[Dataset rows for apps and sites]:
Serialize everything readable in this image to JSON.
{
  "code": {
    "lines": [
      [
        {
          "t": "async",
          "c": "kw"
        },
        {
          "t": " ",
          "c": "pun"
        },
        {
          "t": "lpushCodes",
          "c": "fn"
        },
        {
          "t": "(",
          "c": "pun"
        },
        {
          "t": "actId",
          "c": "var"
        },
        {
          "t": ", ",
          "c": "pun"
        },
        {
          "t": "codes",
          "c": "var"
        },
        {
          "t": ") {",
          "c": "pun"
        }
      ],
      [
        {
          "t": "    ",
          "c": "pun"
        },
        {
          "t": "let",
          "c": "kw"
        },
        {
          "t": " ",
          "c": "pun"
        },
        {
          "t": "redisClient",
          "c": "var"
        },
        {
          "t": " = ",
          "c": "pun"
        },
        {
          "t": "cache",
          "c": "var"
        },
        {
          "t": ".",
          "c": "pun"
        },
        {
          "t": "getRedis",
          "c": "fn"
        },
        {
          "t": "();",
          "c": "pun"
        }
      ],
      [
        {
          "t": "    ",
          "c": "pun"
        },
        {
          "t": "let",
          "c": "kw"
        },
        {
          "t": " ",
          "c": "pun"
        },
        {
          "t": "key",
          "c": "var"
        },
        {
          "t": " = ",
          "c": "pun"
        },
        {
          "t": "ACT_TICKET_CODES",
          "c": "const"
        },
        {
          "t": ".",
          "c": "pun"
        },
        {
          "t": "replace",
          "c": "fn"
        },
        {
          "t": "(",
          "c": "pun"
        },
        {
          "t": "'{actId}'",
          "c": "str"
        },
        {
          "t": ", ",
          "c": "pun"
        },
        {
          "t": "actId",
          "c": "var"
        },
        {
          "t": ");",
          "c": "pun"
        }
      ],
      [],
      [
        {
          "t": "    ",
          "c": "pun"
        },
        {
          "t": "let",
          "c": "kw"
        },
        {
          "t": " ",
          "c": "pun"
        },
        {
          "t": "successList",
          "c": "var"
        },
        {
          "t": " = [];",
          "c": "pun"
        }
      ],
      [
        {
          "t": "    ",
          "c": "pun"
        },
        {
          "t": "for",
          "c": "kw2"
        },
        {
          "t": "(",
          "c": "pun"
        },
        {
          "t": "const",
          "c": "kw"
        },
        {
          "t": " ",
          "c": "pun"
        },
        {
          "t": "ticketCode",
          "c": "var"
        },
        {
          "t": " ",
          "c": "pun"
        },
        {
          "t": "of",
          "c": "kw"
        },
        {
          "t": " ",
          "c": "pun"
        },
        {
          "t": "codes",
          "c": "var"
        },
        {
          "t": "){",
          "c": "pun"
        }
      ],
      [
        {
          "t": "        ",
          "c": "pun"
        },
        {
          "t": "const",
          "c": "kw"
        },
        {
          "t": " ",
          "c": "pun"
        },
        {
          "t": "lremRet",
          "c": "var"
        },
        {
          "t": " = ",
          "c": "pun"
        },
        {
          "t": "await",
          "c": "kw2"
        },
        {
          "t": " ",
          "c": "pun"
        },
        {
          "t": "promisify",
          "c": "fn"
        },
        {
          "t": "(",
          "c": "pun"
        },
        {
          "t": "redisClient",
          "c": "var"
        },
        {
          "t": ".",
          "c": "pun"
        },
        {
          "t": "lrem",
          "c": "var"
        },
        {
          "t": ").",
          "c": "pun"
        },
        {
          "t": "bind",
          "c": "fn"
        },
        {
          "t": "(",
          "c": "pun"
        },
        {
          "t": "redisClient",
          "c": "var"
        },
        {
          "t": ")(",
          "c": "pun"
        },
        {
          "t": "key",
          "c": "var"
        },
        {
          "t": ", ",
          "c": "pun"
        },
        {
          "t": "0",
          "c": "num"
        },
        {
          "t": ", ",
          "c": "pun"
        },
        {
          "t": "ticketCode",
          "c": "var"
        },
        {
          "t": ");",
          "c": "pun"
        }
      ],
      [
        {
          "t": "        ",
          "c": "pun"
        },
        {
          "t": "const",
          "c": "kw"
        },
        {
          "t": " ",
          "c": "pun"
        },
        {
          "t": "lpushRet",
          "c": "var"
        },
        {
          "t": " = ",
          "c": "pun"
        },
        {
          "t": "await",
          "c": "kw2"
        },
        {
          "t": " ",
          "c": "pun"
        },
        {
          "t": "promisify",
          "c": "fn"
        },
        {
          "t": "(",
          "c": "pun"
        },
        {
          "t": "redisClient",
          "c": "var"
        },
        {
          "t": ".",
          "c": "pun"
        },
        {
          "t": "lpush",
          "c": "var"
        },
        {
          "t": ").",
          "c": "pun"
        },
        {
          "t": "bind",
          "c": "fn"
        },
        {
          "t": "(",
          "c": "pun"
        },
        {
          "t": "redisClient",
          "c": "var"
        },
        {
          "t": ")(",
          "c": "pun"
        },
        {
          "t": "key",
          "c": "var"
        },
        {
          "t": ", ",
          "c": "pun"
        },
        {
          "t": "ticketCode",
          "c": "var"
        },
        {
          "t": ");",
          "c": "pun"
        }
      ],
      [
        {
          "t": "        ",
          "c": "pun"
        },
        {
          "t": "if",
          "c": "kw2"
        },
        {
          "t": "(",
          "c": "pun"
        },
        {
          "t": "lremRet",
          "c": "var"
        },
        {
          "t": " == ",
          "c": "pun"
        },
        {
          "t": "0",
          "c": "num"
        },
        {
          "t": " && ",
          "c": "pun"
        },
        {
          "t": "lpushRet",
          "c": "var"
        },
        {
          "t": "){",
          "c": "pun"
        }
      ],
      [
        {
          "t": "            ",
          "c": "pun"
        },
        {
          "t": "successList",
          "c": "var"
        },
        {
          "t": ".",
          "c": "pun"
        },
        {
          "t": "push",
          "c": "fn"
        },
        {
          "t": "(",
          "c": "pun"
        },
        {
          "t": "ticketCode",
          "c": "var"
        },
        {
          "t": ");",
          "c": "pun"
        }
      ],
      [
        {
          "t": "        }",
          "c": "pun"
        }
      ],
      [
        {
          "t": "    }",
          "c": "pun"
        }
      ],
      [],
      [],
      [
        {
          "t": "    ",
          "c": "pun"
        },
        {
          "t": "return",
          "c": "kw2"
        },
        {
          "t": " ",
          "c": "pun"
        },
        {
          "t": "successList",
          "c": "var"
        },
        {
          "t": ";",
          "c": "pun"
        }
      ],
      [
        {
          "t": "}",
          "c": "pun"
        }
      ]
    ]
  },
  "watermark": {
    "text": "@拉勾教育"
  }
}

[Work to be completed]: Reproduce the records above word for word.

[Solution to the problem]:
Serialize everything readable in this image to JSON.
{
  "code": {
    "lines": [
      [
        {
          "t": "async",
          "c": "kw"
        },
        {
          "t": " ",
          "c": "pun"
        },
        {
          "t": "lpushCodes",
          "c": "fn"
        },
        {
          "t": "(",
          "c": "pun"
        },
        {
          "t": "actId",
          "c": "var"
        },
        {
          "t": ", ",
          "c": "pun"
        },
        {
          "t": "codes",
          "c": "var"
        },
        {
          "t": ") {",
          "c": "pun"
        }
      ],
      [
        {
          "t": "    ",
          "c": "pun"
        },
        {
          "t": "let",
          "c": "kw"
        },
        {
          "t": " ",
          "c": "pun"
        },
        {
          "t": "redisClient",
          "c": "var"
        },
        {
          "t": " = ",
          "c": "pun"
        },
        {
          "t": "cache",
          "c": "var"
        },
        {
          "t": ".",
          "c": "pun"
        },
        {
          "t": "getRedis",
          "c": "fn"
        },
        {
          "t": "();",
          "c": "pun"
        }
      ],
      [
        {
          "t": "    ",
          "c": "pun"
        },
        {
          "t": "let",
          "c": "kw"
        },
        {
          "t": " ",
          "c": "pun"
        },
        {
          "t": "key",
          "c": "var"
        },
        {
          "t": " = ",
          "c": "pun"
        },
        {
          "t": "ACT_TICKET_CODES",
          "c": "const"
        },
        {
          "t": ".",
          "c": "pun"
        },
        {
          "t": "replace",
          "c": "fn"
        },
        {
          "t": "(",
          "c": "pun"
        },
        {
          "t": "'{actId}'",
          "c": "str"
        },
        {
          "t": ", ",
          "c": "pun"
        },
        {
          "t": "actId",
          "c": "var"
        },
        {
          "t": ");",
          "c": "pun"
        }
      ],
      [],
      [
        {
          "t": "    ",
          "c": "pun"
        },
        {
          "t": "let",
          "c": "kw"
        },
        {
          "t": " ",
          "c": "pun"
        },
        {
          "t": "successList",
          "c": "var"
        },
        {
          "t": " = [];",
          "c": "pun"
        }
      ],
      [
        {
          "t": "    ",
          "c": "pun"
        },
        {
          "t": "for",
          "c": "kw2"
        },
        {
          "t": "(",
          "c": "pun"
        },
        {
          "t": "const",
          "c": "kw"
        },
        {
          "t": " ",
          "c": "pun"
        },
        {
          "t": "ticketCode",
          "c": "var"
        },
        {
          "t": " ",
          "c": "pun"
        },
        {
          "t": "of",
          "c": "kw"
        },
        {
          "t": " ",
          "c": "pun"
        },
        {
          "t": "codes",
          "c": "var"
        },
        {
          "t": "){",
          "c": "pun"
        }
      ],
      [
        {
          "t": "        ",
          "c": "pun"
        },
        {
          "t": "const",
          "c": "kw"
        },
        {
          "t": " ",
          "c": "pun"
        },
        {
          "t": "lremRet",
          "c": "var"
        },
        {
          "t": " = ",
          "c": "pun"
        },
        {
          "t": "await",
          "c": "kw2"
        },
        {
          "t": " ",
          "c": "pun"
        },
        {
          "t": "promisify",
          "c": "fn"
        },
        {
          "t": "(",
          "c": "pun"
        },
        {
          "t": "redisClient",
          "c": "var"
        },
        {
          "t": ".",
          "c": "pun"
        },
        {
          "t": "lrem",
          "c": "var"
        },
        {
          "t": ").",
          "c": "pun"
        },
        {
          "t": "bind",
          "c": "fn"
        },
        {
          "t": "(",
          "c": "pun"
        },
        {
          "t": "redisClient",
          "c": "var"
        },
        {
          "t": ")(",
          "c": "pun"
        },
        {
          "t": "key",
          "c": "var"
        },
        {
          "t": ", ",
          "c": "pun"
        },
        {
          "t": "0",
          "c": "num"
        },
        {
          "t": ", ",
          "c": "pun"
        },
        {
          "t": "ticketCode",
          "c": "var"
        },
        {
          "t": ");",
          "c": "pun"
        }
      ],
      [
        {
          "t": "        ",
          "c": "pun"
        },
        {
          "t": "const",
          "c": "kw"
        },
        {
          "t": " ",
          "c": "pun"
        },
        {
          "t": "lpushRet",
          "c": "var"
        },
        {
          "t": " = ",
          "c": "pun"
        },
        {
          "t": "await",
          "c": "kw2"
        },
        {
          "t": " ",
          "c": "pun"
        },
        {
          "t": "promisify",
          "c": "fn"
        },
        {
          "t": "(",
          "c": "pun"
        },
        {
          "t": "redisClient",
          "c": "var"
        },
        {
          "t": ".",
          "c": "pun"
        },
        {
          "t": "lpush",
          "c": "var"
        },
        {
          "t": ").",
          "c": "pun"
        },
        {
          "t": "bind",
          "c": "fn"
        },
        {
          "t": "(",
          "c": "pun"
        },
        {
          "t": "redisClient",
          "c": "var"
        },
        {
          "t": ")(",
          "c": "pun"
        },
        {
          "t": "key",
          "c": "var"
        },
        {
          "t": ", ",
          "c": "pun"
        },
        {
          "t": "ticketCode",
          "c": "var"
        },
        {
          "t": ");",
          "c": "pun"
        }
      ],
      [
        {
          "t": "        ",
          "c": "pun"
        },
        {
          "t": "if",
          "c": "kw2"
        },
        {
          "t": "(",
          "c": "pun"
        },
        {
          "t": "lremRet",
          "c": "var"
        },
        {
          "t": " == ",
          "c": "pun"
        },
        {
          "t": "0",
          "c": "num"
        },
        {
          "t": " && ",
          "c": "pun"
        },
        {
          "t": "lpushRet",
          "c": "var"
        },
        {
          "t": "){",
          "c": "pun"
        }
      ],
      [
        {
          "t": "            ",
          "c": "pun"
        },
        {
          "t": "successList",
          "c": "var"
        },
        {
          "t": ".",
          "c": "pun"
        },
        {
          "t": "push",
          "c": "fn"
        },
        {
          "t": "(",
          "c": "pun"
        },
        {
          "t": "ticketCode",
          "c": "var"
        },
        {
          "t": ");",
          "c": "pun"
        }
      ],
      [
        {
          "t": "        }",
          "c": "pun"
        }
      ],
      [
        {
          "t": "    }",
          "c": "pun"
        }
      ],
      [],
      [],
      [
        {
          "t": "    ",
          "c": "pun"
        },
        {
          "t": "return",
          "c": "kw2"
        },
        {
          "t": " ",
          "c": "pun"
        },
        {
          "t": "successList",
          "c": "var"
        },
        {
          "t": ";",
          "c": "pun"
        }
      ],
      [
        {
          "t": "}",
          "c": "pun"
        }
      ]
    ]
  },
  "watermark": {
    "text": "@拉勾教育"
  }
}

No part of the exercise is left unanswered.